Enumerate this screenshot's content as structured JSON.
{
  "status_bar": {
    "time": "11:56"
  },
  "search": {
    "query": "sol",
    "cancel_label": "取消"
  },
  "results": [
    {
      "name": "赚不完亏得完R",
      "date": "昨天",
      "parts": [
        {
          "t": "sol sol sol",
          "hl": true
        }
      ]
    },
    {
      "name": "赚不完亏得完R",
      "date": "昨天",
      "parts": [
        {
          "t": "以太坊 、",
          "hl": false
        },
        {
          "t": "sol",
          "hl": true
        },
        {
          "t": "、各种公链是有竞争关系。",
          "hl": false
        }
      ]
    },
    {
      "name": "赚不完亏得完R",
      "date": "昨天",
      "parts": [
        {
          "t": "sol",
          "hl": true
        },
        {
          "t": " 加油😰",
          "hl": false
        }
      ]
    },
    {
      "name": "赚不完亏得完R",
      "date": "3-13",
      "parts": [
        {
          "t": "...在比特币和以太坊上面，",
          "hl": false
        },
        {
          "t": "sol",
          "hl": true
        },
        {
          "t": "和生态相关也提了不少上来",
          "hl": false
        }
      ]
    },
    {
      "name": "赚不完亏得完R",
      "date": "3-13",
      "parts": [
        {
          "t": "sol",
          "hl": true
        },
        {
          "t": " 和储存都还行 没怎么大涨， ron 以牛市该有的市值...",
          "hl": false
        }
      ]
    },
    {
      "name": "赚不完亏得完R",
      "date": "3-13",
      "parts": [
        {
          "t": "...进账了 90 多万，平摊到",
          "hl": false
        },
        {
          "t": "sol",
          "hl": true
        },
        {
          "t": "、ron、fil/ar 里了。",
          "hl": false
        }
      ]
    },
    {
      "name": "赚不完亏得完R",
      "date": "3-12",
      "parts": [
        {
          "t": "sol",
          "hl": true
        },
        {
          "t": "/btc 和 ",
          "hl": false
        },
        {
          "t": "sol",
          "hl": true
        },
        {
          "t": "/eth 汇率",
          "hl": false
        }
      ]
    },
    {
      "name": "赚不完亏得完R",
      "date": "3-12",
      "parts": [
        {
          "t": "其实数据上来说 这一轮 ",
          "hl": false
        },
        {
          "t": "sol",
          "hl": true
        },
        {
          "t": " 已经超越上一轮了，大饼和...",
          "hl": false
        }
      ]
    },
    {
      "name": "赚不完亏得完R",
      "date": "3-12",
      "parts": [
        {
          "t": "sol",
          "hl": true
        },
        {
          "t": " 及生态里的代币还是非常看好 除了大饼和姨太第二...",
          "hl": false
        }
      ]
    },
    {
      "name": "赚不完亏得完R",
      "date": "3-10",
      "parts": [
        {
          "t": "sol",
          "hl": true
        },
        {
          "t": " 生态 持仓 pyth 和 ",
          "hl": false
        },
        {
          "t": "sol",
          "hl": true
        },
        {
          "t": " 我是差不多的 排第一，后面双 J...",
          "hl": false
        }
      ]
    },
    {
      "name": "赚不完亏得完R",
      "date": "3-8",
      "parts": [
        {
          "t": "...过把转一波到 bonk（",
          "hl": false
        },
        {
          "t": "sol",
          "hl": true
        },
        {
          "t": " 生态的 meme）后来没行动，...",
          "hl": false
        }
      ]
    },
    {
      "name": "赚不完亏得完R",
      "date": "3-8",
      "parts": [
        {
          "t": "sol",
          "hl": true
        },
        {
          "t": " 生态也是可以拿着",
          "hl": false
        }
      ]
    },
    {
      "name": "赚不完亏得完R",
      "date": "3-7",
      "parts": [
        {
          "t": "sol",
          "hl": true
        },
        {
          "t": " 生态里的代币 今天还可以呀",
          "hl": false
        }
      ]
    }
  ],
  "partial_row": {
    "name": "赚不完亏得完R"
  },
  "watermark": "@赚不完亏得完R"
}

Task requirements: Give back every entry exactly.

Result for this exercise:
Enumerate this screenshot's content as structured JSON.
{
  "status_bar": {
    "time": "11:56"
  },
  "search": {
    "query": "sol",
    "cancel_label": "取消"
  },
  "results": [
    {
      "name": "赚不完亏得完R",
      "date": "昨天",
      "parts": [
        {
          "t": "sol sol sol",
          "hl": true
        }
      ]
    },
    {
      "name": "赚不完亏得完R",
      "date": "昨天",
      "parts": [
        {
          "t": "以太坊 、",
          "hl": false
        },
        {
          "t": "sol",
          "hl": true
        },
        {
          "t": "、各种公链是有竞争关系。",
          "hl": false
        }
      ]
    },
    {
      "name": "赚不完亏得完R",
      "date": "昨天",
      "parts": [
        {
          "t": "sol",
          "hl": true
        },
        {
          "t": " 加油😰",
          "hl": false
        }
      ]
    },
    {
      "name": "赚不完亏得完R",
      "date": "3-13",
      "parts": [
        {
          "t": "...在比特币和以太坊上面，",
          "hl": false
        },
        {
          "t": "sol",
          "hl": true
        },
        {
          "t": "和生态相关也提了不少上来",
          "hl": false
        }
      ]
    },
    {
      "name": "赚不完亏得完R",
      "date": "3-13",
      "parts": [
        {
          "t": "sol",
          "hl": true
        },
        {
          "t": " 和储存都还行 没怎么大涨， ron 以牛市该有的市值...",
          "hl": false
        }
      ]
    },
    {
      "name": "赚不完亏得完R",
      "date": "3-13",
      "parts": [
        {
          "t": "...进账了 90 多万，平摊到",
          "hl": false
        },
        {
          "t": "sol",
          "hl": true
        },
        {
          "t": "、ron、fil/ar 里了。",
          "hl": false
        }
      ]
    },
    {
      "name": "赚不完亏得完R",
      "date": "3-12",
      "parts": [
        {
          "t": "sol",
          "hl": true
        },
        {
          "t": "/btc 和 ",
          "hl": false
        },
        {
          "t": "sol",
          "hl": true
        },
        {
          "t": "/eth 汇率",
          "hl": false
        }
      ]
    },
    {
      "name": "赚不完亏得完R",
      "date": "3-12",
      "parts": [
        {
          "t": "其实数据上来说 这一轮 ",
          "hl": false
        },
        {
          "t": "sol",
          "hl": true
        },
        {
          "t": " 已经超越上一轮了，大饼和...",
          "hl": false
        }
      ]
    },
    {
      "name": "赚不完亏得完R",
      "date": "3-12",
      "parts": [
        {
          "t": "sol",
          "hl": true
        },
        {
          "t": " 及生态里的代币还是非常看好 除了大饼和姨太第二...",
          "hl": false
        }
      ]
    },
    {
      "name": "赚不完亏得完R",
      "date": "3-10",
      "parts": [
        {
          "t": "sol",
          "hl": true
        },
        {
          "t": " 生态 持仓 pyth 和 ",
          "hl": false
        },
        {
          "t": "sol",
          "hl": true
        },
        {
          "t": " 我是差不多的 排第一，后面双 J...",
          "hl": false
        }
      ]
    },
    {
      "name": "赚不完亏得完R",
      "date": "3-8",
      "parts": [
        {
          "t": "...过把转一波到 bonk（",
          "hl": false
        },
        {
          "t": "sol",
          "hl": true
        },
        {
          "t": " 生态的 meme）后来没行动，...",
          "hl": false
        }
      ]
    },
    {
      "name": "赚不完亏得完R",
      "date": "3-8",
      "parts": [
        {
          "t": "sol",
          "hl": true
        },
        {
          "t": " 生态也是可以拿着",
          "hl": false
        }
      ]
    },
    {
      "name": "赚不完亏得完R",
      "date": "3-7",
      "parts": [
        {
          "t": "sol",
          "hl": true
        },
        {
          "t": " 生态里的代币 今天还可以呀",
          "hl": false
        }
      ]
    }
  ],
  "partial_row": {
    "name": "赚不完亏得完R"
  },
  "watermark": "@赚不完亏得完R"
}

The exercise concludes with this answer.